(Items from an interface collection)
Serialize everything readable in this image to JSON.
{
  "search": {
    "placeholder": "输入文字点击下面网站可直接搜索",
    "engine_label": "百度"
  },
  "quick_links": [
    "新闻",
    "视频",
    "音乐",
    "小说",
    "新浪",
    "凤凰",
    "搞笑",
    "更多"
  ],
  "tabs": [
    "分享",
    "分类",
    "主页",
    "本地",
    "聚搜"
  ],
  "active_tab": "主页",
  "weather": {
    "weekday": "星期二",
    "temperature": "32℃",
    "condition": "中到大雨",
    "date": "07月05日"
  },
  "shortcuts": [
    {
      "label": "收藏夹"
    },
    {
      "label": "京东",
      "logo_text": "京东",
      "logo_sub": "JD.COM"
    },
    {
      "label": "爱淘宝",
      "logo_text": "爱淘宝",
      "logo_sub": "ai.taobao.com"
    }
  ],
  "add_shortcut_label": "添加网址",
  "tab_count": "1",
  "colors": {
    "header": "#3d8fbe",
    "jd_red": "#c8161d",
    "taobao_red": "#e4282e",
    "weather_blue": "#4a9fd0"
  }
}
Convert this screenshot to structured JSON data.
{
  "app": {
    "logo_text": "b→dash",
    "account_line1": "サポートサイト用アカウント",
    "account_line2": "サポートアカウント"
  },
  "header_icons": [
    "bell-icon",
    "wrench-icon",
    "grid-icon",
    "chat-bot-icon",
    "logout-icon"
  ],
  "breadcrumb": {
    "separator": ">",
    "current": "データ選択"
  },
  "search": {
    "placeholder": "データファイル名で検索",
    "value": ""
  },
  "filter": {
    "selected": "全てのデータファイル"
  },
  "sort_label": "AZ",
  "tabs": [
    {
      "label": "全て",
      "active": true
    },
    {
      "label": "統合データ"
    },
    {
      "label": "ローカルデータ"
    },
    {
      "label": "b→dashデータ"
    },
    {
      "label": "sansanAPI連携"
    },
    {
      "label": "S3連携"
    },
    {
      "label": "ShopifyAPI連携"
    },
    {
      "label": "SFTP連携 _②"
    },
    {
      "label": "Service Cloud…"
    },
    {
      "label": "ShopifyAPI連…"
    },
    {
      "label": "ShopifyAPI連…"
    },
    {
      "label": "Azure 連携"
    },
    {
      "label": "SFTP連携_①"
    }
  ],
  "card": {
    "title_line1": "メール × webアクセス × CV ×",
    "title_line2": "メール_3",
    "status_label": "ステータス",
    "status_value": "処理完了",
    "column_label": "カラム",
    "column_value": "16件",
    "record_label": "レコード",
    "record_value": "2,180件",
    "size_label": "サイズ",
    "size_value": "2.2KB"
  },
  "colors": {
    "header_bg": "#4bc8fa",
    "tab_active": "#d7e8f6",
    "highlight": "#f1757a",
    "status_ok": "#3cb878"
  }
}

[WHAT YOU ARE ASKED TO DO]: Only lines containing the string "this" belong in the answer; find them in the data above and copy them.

[TASK OUTPUT]:
Serialize everything readable in this image to JSON.
Convert this screenshot to structured JSON data.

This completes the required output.